Thursday, March 3, 2011

Dereq (Dry) Tibsi

As you know, tibsi is just sauteed/pan fried X (insert your protein of choice here) .... and dereq means dry. So dereq tibsi is just tibsi without any sauce. 

I had learned that the perfect dereq tibsi requires you to -- 1) use a really tender cut of meat (the tenderloin cut) and 2) make sure your pan is extra-hot before cooking the ingredients. However, I recently experimented with the less expensive sirloin cut and had tasty results. Good news if you are cooking on a budget.

If you are familiar with this dish, or any tibsi dish for that matter, you know that there are nearly as many recipes as there are cooks. Some people like more onions (or less), or they like to add tomatoes, or they toss in whole garlic lightly smashed as opposed to mincing it, or they use tesmi (spiced butter) instead of oil, etc. So feel free to deviate from the recipe.

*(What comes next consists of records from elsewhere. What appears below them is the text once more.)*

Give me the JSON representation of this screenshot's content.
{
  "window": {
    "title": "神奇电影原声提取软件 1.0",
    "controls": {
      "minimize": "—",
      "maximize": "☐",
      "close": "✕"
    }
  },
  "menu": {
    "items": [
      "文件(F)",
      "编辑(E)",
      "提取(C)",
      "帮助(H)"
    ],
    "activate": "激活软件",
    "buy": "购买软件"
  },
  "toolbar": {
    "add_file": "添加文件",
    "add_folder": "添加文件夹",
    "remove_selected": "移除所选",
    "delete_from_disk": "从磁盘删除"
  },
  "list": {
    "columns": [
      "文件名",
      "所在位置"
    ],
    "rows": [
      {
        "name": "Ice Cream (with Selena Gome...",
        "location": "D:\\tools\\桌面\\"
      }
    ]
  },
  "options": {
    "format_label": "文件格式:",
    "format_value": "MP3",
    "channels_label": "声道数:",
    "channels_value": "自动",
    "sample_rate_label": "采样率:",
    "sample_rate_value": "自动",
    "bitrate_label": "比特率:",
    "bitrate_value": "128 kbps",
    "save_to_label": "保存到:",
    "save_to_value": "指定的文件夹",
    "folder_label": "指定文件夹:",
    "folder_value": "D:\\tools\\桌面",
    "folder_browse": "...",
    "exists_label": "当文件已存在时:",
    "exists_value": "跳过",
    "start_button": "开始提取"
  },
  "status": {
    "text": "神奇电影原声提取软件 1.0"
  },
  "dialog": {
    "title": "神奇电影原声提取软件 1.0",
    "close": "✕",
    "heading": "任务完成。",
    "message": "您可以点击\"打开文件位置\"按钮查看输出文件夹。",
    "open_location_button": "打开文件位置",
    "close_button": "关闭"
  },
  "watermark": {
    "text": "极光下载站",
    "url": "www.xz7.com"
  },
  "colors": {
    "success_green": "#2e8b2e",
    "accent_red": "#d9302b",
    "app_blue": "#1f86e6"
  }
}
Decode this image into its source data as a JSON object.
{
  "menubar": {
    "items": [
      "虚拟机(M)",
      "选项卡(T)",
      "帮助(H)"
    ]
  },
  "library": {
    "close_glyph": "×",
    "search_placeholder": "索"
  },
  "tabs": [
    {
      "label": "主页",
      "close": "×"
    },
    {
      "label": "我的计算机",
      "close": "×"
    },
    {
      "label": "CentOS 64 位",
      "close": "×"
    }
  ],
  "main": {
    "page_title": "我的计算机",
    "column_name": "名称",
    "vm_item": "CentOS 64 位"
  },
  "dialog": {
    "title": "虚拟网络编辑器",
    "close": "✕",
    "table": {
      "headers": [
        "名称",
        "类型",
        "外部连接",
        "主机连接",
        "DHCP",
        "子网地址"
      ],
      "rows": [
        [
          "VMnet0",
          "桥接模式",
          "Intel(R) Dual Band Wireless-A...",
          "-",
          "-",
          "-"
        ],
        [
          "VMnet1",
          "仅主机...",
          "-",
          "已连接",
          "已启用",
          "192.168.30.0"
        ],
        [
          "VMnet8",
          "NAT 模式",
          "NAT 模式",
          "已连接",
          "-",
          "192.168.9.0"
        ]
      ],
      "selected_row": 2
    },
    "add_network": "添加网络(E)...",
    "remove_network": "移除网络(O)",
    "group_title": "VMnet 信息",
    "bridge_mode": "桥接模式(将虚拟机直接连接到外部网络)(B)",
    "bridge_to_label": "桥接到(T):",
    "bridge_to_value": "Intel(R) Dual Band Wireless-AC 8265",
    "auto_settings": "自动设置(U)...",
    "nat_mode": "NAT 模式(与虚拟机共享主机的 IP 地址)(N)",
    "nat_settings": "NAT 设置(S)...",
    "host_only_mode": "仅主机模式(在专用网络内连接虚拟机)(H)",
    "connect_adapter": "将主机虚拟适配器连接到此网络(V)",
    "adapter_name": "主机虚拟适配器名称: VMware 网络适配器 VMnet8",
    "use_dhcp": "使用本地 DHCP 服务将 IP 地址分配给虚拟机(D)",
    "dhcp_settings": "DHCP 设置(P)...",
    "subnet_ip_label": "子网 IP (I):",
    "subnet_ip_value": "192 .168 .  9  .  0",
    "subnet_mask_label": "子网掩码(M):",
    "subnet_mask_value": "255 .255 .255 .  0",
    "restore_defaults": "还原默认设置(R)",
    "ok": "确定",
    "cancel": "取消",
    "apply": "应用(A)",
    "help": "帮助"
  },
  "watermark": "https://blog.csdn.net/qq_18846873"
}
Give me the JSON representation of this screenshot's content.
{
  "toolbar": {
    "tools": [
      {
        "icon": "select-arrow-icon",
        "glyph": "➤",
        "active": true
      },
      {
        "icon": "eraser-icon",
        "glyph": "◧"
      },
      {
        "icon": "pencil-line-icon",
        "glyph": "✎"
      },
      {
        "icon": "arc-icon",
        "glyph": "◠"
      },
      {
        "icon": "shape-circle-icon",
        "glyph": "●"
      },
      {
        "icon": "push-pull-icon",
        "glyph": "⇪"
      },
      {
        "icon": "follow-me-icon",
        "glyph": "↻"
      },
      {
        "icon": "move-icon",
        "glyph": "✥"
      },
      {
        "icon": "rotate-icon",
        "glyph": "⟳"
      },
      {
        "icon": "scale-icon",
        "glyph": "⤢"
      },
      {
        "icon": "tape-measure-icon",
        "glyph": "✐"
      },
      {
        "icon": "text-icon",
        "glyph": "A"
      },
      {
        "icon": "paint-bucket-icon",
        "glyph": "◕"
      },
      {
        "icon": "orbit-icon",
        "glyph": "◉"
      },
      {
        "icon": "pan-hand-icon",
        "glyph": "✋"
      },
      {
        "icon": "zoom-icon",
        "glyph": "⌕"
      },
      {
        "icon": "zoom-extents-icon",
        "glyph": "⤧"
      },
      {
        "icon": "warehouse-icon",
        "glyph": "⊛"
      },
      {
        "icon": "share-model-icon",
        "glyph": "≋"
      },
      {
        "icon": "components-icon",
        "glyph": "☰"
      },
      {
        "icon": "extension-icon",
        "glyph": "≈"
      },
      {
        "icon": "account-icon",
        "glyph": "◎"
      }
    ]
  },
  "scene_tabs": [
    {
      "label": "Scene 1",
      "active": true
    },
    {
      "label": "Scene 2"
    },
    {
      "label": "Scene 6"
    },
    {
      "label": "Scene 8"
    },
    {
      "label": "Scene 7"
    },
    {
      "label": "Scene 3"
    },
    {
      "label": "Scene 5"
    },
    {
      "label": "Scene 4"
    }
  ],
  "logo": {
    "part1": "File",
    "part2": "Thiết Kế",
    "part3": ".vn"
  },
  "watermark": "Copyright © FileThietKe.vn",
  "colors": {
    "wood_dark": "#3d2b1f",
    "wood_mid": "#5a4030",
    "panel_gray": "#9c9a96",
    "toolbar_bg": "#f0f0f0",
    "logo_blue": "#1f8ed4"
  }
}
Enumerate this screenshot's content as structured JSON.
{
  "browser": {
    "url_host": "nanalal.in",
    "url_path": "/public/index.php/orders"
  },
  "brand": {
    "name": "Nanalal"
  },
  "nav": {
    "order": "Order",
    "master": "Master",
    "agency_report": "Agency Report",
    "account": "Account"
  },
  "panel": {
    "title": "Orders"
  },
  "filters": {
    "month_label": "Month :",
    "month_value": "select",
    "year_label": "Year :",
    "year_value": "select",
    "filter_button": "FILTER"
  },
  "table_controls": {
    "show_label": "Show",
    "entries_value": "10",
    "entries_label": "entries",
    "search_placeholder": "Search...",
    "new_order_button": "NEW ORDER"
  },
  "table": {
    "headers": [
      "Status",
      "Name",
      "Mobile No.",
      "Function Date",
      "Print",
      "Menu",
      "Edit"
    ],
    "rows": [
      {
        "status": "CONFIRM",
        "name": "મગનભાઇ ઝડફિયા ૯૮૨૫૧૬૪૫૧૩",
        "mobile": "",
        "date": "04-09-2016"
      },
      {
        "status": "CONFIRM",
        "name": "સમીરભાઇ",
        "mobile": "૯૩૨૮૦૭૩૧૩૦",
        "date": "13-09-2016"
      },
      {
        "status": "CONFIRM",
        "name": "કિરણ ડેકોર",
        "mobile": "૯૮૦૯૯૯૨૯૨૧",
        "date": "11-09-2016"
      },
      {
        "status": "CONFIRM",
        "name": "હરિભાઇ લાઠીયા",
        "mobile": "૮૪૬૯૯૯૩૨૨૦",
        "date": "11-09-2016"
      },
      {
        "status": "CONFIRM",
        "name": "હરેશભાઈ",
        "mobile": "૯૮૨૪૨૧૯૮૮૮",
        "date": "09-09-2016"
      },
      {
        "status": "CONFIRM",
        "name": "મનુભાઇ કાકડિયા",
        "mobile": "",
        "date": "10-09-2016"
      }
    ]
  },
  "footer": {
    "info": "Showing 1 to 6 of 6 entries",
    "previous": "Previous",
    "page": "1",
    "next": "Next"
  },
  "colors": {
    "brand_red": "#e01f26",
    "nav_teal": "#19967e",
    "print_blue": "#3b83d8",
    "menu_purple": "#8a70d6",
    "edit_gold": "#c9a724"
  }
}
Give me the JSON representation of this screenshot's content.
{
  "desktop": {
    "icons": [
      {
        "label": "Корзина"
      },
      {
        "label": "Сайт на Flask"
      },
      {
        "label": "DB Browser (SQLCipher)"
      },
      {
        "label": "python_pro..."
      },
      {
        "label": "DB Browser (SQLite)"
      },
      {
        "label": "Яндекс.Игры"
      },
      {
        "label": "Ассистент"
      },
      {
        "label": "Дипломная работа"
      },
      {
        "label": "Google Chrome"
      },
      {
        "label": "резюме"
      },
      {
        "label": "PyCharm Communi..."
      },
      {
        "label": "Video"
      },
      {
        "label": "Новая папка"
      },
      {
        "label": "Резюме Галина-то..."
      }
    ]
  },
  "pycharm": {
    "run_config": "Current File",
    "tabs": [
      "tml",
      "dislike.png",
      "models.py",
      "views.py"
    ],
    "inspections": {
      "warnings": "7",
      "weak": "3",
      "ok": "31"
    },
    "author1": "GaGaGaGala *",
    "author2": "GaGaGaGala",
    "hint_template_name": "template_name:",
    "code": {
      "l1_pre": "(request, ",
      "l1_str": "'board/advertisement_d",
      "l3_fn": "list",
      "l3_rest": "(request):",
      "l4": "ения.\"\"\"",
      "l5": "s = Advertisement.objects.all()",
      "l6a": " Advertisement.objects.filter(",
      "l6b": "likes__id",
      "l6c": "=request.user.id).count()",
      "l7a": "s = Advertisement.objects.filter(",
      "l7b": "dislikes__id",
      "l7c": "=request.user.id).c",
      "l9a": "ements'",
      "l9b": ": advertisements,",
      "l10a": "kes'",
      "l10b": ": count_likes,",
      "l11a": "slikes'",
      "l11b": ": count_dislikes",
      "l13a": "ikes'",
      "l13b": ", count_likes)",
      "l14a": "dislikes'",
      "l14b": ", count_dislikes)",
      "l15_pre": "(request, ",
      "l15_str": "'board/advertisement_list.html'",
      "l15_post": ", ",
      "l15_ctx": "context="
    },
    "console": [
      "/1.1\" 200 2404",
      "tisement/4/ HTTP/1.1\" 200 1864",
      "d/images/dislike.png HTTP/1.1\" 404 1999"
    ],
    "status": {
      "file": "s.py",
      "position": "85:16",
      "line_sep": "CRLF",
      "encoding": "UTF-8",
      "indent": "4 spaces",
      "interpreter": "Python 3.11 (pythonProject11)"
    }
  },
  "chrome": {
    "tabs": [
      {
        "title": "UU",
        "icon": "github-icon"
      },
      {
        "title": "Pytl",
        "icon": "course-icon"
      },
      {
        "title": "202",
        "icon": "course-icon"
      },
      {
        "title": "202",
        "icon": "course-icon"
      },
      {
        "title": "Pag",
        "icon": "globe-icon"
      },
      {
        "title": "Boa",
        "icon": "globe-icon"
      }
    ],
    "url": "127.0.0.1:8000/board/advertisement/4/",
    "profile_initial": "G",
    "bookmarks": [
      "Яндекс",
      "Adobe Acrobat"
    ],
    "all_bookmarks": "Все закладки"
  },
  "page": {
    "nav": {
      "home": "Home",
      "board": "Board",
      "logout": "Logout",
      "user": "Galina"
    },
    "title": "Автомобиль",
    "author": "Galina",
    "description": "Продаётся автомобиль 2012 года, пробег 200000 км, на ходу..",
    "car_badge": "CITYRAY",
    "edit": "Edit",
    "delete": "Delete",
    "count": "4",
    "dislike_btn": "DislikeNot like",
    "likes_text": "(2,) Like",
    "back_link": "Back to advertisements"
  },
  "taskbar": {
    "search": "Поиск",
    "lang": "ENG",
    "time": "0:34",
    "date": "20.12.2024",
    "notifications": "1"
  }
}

Dereq tibsi really shines when eaten with awaze (a spicy paste made with berbere) as a dipping sauce/condiment. Leave it out and it's like fries without ketchup, pancakes without syrup, bagels without cream cheese -- edible but why? I'll post the recipe for awaze in the next post.

Ah, one more thing. Dereq tibsi is ideal for beef and lamb. As you can imagine, chicken  wouldn't be too tasty dry. Shrimp might work though. I'm allergic -- so why don't you try it out and let me know?

Dereq Tibsi
Serves 2 as main dish or 4 as a side dish

1 lb of beef, tenderloin (fillet steak) cut, cubed or cut into strips
1 small onion, sliced
2 -3 cloves of garlic, minced
1-2 tomato, roughly chopped (optional)
2 jalepeno peppers, roughly chopped
vegetable oil (or tesmi, spiced butter)
salt and pepper
  1. Heat the pan over high heat for 5-7 minutes.
  2. Add the meat and let it brown well on all sides. All the water must cook off. Only stir to prevent burning or uneven cooking.
  3. Add a bit of oil and the onions and salt.
  4. Once the onions soften or brown, depending on your preference, add the garlic and let soften for about a minute. 
  5. Add the tomatoes (optional), jalepeno peppers, and black pepper and cook for about a minute or two, depending on how firm you like your tomatoes.
  6. Remove from heat.

1 comment:

  1. I love this recipe ! Reminds me of you making soap at home, Mom.
    And it's fun to see photos of your house there and see
    Dad in that comfy chair we sat in when we visited,
    attempting to use the slow internet :)

    I can't wait to hear how the soap turned out in terms
    of using it. Does it smell different since it is made with
    animal fat? Any other differences from vegetable-based soap?

    Love you!